The anticipation for a new beginning can leave one unsure, scared and curious about what happens next. I have been told everything has an appointed time and we should not try and speed up the process through any means necessary. In this instance, I was told the appointed time was April 15th, 2011; there will be a new addition to a otherwise great family-a bundle of joy.
Someone once told me that you will never be ready for such an event in your life. It does not matter if you are 16 years of age or a 150; it seems that nothing can prepare you for the event but there are different avenues you can take. You can try and plan or just go with the flow of the events that are to come. Take the classes, read the books, listen to people who have gone through the process and those who have not; the choice is yours and your alone to make. I know it seems like a a lot of the advise is contradicting but it is all there to ease the transition. A famous saying states that "it takes a village to raise a child" I hope it is true because no one should have to raise a child alone.
I view myself as an outsider looking in but after a time you become more involved in the process. I remember when I saw the first ultrasound and was astounded of what was to be. You begin to realize how precious life is, and it is beautiful indeed. You take a look at the photograph and you start to outline physical features such as a head, hands, feet even a spinal cord and it becomes so real. Everyone seems to have their part in this play of life. There seems to be major roles and minor ones but they are all very vital. My part in this play seems to be small at first but after a time it becomes more and more important. Whether its taking the mom to be to a doctors appointment or listening to her thoughts and concerns, I felt like a made an impact or an impression.
Months go by and you start to notice the life forming in her womb. You start to notice that this is not a dream and it is happening as we speak. You hope that the members of the village can come together in the best interest of the future. You admire the fact that she made a decision and sought to see it through no matter the cost.
It is now the 37th week of the pregnancy, she has done a remarkable job making her scheduled appointments and classes. She has overcome the morning sickness and stress. The father to be has been with her every step of the way. He really showed his fortitude by "stepping up" and "rising to the occasion". I am really proud of both of them.

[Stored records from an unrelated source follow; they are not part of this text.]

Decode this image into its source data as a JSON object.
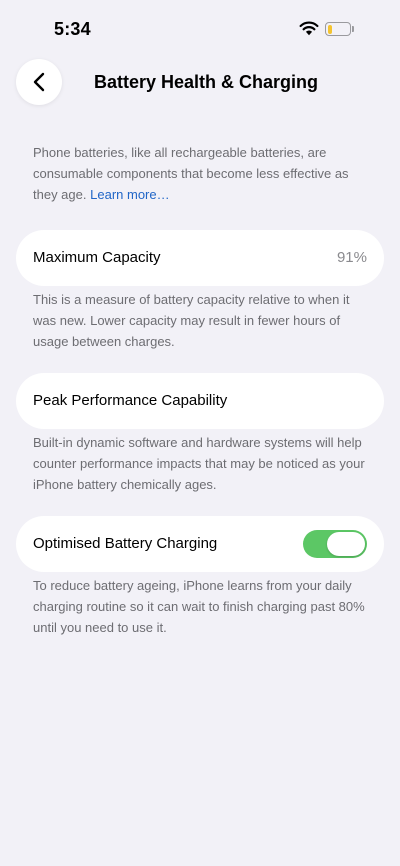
{
  "status_bar": {
    "time": "5:34",
    "battery_level": 0.2,
    "battery_color": "#f4c430",
    "wifi_icon": "wifi-icon"
  },
  "nav": {
    "back_icon": "chevron-left-icon",
    "title": "Battery Health & Charging"
  },
  "intro": {
    "text": "Phone batteries, like all rechargeable batteries, are consumable components that become less effective as they age.",
    "link": "Learn more…"
  },
  "maximum_capacity": {
    "label": "Maximum Capacity",
    "value": "91%",
    "description": "This is a measure of battery capacity relative to when it was new. Lower capacity may result in fewer hours of usage between charges."
  },
  "peak_performance": {
    "label": "Peak Performance Capability",
    "description": "Built-in dynamic software and hardware systems will help counter performance impacts that may be noticed as your iPhone battery chemically ages."
  },
  "optimised_charging": {
    "label": "Optimised Battery Charging",
    "enabled": true,
    "toggle_color": "#5cc765",
    "description": "To reduce battery ageing, iPhone learns from your daily charging routine so it can wait to finish charging past 80% until you need to use it."
  }
}
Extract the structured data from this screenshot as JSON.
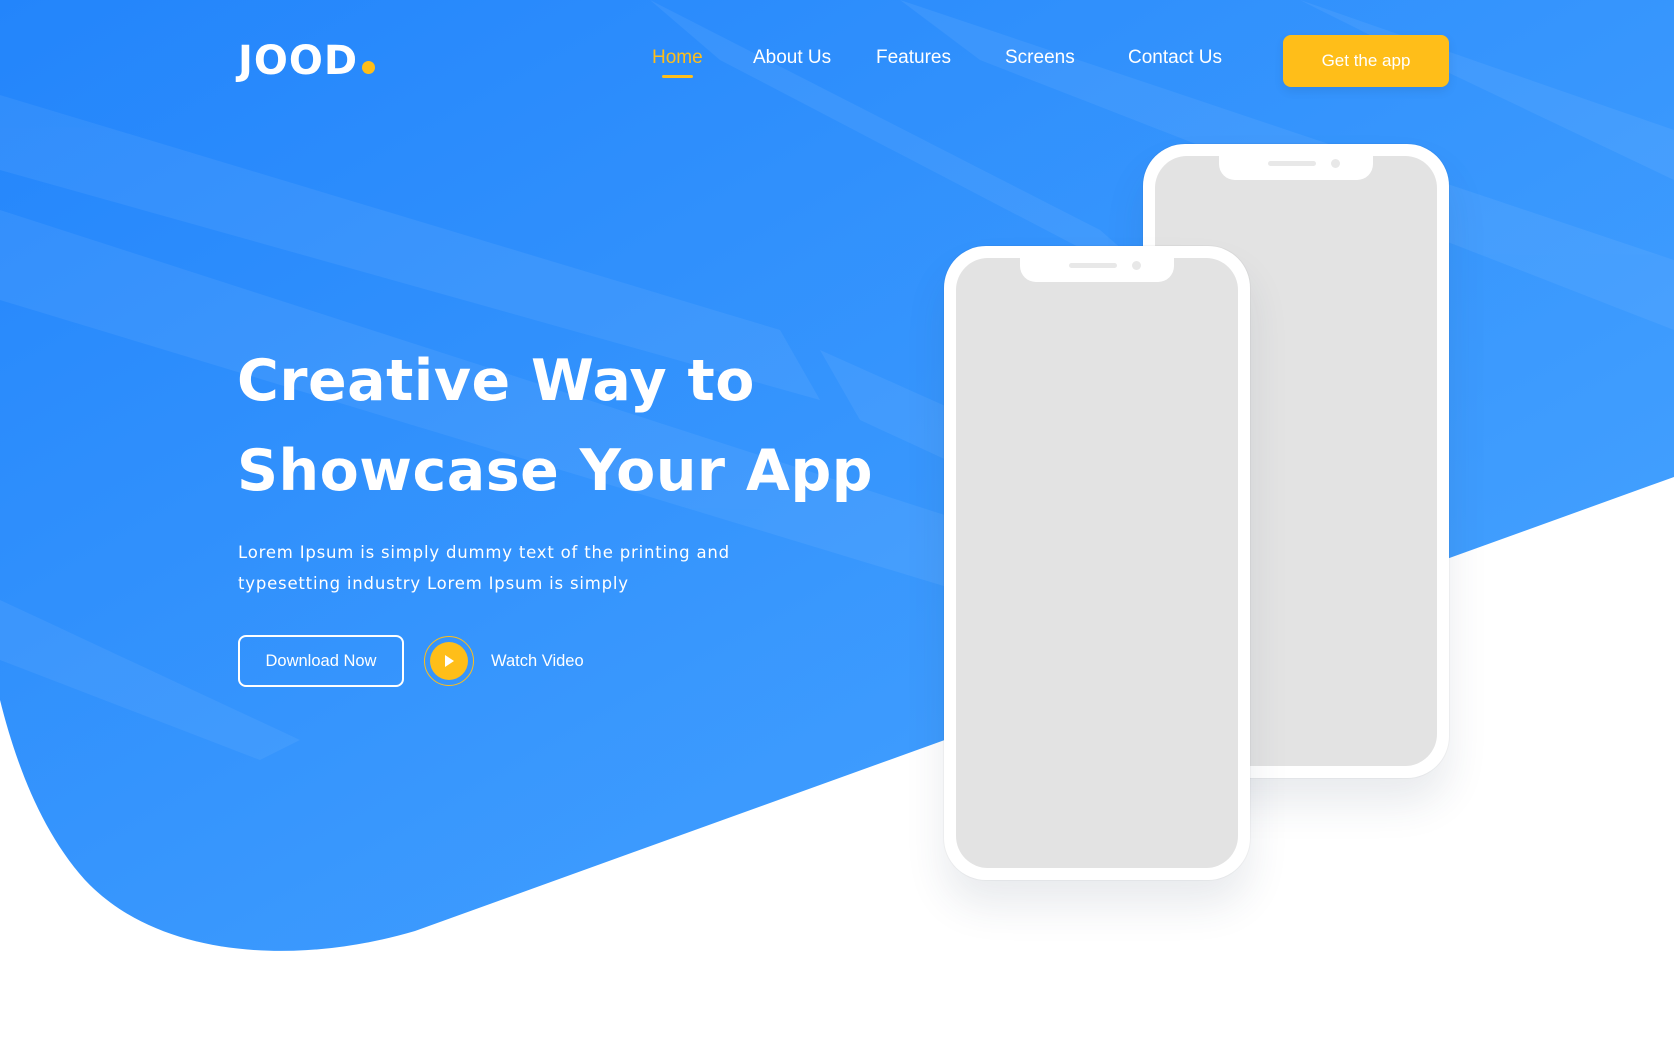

I have been with my partner for over two years now. We are engaged to be married and she has two teenage kids which I love like my own. The children have been in my life for over four years and I can say I have been more like a student than a teacher. They have opened me up to new viewpoints and possibilities. They are adolescents and adults ready to take on the world in their own way. I have experience with parenting teens but not a new born so I was not sure how to advise the parents to be. All I can do is try to be as much as a resource to them as possible.
We get a call 3 A.M. in the morning about her labour pains. I suit up and start the car and proceed to pick them up and head to the Hospital. Proceed to the Birthing Unit and we are informed by the nurse that it is a false alarm. At first we are upset about it but we are reminded that it is a practice run. "We are not talking about the game, we are talking about practice." I remember Allen Iverson's quote when I think about the whole thing. Well, I know the shortcuts to the hospital and I certainly think I am prepared for the main event.
Could I ever be so wrong; the main event began on April 7th, 2011-a week ahead of schedule. This led to another trip to the Birthing Unit at the Hospital. I get there in record time without any observed moving violations. She well received by the hospital's staff and the waiting period begins. I am waiting in a room with my partner and the father to be. I try to offer some support but am not sure what to do or say. The labour is a long process from what I have been told. I get a chance to see the expectant mother in her room. She has already met with the doctor, her contractions are monitored, so are her vital signs as well as the baby's. I look around the room to see the different posters or fact sheets explaining birth. She has to go from one centimeters of dilation to 10 centimeters, I can only offer little and outdated advise. She informs me that Lamaze is a thing of the past, much to my surprise.
Hours go by and the village members start to congregate in support of the new addition. Many of them travel hundreds of miles to show support. I amazed and astonished about this fact. We all stand around patiently waiting in the hospital for the bundle of joy to arrive. It is a stressful situation made easier by their arrival. After hours of waiting at the hospital, I decide to leave and get some rest.
It is 8:05 A.M. in the morning on April 8th, 2011. I receive a call from my significant other. She informs me that we have a new addition to the family. He is a beautiful baby boy, he weighs 7 pounds 11 ounces and is roughly 20 inches tall. I head to the hospital again to see the new baby, one that will eventually call me GRANDPA. He is absolutely amazing, I look at the mother, she has put up with a lot of pain and is recovering quite nicely. The father is full of emotion and joy. It is hard to explain only a picture can accurately describe it because "a picture is worth a thousand words." This is certainly true indeed. I won't give you the baby's name but he is named after an ancient Egyptian mythical bird that reincarnates itself every thousand years to form a new beginning.